▸ **What you will do**:
In the listing below, count every line that contains "badge". Give nothing but the number.

▸ **Data provided**:
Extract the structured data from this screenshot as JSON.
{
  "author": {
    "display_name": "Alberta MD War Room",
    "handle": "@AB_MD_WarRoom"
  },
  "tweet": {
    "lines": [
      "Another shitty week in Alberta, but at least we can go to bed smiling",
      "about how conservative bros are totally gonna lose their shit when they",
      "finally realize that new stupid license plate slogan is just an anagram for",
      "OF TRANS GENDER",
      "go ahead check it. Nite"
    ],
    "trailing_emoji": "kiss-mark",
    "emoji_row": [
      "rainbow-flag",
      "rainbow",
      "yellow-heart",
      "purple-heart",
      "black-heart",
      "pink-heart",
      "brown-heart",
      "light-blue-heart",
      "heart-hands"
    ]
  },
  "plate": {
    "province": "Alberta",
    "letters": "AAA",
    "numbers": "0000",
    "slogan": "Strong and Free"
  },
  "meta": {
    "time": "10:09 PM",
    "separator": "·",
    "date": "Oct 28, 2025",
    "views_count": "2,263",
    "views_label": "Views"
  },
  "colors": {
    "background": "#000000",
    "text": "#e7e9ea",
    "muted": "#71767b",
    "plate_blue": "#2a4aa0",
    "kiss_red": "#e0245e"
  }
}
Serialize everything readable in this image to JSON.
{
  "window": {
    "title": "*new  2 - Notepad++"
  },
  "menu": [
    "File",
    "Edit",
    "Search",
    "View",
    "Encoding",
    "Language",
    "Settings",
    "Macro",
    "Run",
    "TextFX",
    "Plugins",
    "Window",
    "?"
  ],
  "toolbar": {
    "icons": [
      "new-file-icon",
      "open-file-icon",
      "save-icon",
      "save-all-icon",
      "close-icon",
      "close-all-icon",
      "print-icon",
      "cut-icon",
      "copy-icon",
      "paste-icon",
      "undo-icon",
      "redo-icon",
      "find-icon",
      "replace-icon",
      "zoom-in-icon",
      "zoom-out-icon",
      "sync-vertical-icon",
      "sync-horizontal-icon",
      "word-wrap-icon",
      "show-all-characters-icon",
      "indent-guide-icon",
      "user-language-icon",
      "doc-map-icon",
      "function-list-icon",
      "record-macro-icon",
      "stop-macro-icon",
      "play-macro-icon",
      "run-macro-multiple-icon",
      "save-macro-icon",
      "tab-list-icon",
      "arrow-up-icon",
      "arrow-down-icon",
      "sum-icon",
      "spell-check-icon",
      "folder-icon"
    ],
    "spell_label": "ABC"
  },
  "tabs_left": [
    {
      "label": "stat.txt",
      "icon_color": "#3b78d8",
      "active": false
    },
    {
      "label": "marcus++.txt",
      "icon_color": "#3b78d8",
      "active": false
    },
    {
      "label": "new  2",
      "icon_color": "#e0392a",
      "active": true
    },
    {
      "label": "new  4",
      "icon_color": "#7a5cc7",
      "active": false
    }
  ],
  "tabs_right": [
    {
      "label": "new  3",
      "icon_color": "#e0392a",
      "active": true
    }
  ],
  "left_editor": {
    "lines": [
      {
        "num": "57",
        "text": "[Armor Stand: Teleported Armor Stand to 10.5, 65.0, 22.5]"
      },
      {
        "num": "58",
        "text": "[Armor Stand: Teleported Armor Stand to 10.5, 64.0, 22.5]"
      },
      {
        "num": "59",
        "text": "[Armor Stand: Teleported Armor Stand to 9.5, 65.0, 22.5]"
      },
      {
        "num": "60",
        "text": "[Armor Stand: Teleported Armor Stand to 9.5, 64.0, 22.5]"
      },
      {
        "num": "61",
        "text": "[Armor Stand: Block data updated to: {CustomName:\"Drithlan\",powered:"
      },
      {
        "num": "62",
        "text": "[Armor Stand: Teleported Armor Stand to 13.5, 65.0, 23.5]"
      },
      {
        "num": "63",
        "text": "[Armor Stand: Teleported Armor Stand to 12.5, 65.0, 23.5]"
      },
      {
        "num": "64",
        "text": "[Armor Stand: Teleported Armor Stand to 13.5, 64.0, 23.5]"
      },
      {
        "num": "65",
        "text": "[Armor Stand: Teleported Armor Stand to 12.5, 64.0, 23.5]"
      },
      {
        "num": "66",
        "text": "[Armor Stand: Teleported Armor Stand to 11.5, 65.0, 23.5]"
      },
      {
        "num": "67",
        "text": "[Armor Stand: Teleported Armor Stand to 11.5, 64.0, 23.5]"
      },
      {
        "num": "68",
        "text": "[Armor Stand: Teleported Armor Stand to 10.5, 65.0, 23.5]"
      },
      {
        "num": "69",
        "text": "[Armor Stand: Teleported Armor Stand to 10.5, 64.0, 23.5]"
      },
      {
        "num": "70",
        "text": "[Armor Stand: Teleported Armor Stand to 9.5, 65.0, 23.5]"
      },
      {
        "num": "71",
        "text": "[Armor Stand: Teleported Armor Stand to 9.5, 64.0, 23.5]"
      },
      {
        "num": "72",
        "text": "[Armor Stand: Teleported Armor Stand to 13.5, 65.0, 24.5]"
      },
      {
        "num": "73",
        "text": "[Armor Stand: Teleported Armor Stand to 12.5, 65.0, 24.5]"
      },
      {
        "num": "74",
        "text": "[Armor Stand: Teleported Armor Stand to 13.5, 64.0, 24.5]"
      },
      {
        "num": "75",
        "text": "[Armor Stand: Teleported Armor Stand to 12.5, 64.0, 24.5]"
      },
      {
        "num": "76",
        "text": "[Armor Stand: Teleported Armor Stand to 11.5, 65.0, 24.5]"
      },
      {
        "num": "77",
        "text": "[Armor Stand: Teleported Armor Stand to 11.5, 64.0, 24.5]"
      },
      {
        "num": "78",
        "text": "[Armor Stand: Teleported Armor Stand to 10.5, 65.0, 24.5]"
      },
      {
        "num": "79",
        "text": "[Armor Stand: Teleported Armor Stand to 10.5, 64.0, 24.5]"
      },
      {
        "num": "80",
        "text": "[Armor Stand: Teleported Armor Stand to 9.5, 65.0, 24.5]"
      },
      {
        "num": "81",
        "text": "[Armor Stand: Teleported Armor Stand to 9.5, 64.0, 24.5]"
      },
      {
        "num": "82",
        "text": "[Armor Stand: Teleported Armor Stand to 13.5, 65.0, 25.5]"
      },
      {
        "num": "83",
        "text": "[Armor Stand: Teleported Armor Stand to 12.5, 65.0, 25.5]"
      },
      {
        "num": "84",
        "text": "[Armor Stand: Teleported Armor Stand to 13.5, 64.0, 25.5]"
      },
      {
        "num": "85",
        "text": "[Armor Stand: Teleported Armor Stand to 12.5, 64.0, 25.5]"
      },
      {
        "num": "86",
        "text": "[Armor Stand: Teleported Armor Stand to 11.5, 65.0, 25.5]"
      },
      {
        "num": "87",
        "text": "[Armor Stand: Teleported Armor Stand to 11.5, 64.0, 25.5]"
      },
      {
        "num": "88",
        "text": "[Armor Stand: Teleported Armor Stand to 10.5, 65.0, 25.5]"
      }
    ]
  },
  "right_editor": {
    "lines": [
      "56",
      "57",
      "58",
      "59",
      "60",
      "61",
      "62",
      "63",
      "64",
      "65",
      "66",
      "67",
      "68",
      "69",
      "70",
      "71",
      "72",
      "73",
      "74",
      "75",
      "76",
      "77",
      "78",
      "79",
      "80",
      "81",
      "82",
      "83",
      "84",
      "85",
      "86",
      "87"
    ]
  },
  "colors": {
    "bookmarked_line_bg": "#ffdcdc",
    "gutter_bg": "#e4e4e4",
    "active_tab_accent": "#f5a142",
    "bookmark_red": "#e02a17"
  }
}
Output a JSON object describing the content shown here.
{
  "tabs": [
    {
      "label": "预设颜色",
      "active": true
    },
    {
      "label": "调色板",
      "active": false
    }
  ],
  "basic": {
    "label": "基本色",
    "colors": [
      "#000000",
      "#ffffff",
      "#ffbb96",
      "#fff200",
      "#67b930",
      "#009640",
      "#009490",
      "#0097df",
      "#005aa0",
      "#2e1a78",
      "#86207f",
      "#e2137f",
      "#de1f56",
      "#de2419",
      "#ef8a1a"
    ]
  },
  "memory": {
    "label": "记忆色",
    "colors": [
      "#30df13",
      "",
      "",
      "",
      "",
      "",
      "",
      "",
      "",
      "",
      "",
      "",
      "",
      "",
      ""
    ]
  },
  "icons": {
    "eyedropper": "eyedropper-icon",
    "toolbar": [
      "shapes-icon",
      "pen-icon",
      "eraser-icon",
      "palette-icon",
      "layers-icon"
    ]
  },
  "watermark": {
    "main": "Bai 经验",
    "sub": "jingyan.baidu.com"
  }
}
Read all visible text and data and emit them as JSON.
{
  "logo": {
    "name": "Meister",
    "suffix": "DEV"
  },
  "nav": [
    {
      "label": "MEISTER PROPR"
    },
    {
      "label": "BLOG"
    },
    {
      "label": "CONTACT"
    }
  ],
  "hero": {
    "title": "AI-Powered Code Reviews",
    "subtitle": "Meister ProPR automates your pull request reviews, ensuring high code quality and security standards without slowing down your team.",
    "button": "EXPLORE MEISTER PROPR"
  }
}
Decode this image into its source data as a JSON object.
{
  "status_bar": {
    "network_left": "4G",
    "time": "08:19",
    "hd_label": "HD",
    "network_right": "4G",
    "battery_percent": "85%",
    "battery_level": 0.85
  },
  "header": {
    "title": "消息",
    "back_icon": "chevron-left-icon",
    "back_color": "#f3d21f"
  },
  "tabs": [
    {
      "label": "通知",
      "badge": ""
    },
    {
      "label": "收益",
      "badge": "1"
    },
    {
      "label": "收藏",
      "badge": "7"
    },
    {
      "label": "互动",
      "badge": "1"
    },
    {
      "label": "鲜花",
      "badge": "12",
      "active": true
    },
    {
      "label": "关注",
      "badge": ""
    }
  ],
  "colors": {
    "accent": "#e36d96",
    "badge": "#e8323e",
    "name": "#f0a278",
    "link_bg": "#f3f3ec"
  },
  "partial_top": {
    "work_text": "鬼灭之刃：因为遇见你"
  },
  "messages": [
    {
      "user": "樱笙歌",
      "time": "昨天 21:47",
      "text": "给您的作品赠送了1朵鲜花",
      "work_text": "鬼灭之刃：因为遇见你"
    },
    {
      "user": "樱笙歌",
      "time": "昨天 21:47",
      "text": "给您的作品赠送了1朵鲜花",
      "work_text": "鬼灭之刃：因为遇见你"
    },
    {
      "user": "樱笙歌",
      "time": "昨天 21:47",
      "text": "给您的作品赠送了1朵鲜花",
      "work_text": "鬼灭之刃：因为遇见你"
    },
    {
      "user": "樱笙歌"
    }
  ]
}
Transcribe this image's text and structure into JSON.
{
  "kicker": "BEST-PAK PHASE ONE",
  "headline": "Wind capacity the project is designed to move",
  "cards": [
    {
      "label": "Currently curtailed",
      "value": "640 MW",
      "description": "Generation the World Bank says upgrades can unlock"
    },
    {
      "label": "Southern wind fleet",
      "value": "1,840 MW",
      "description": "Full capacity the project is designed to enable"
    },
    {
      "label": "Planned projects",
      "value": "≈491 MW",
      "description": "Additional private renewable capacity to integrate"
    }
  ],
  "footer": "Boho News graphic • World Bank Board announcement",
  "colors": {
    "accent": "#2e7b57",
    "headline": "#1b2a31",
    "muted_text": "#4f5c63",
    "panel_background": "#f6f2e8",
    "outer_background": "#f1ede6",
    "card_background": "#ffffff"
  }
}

▸ **Exercise result**:
7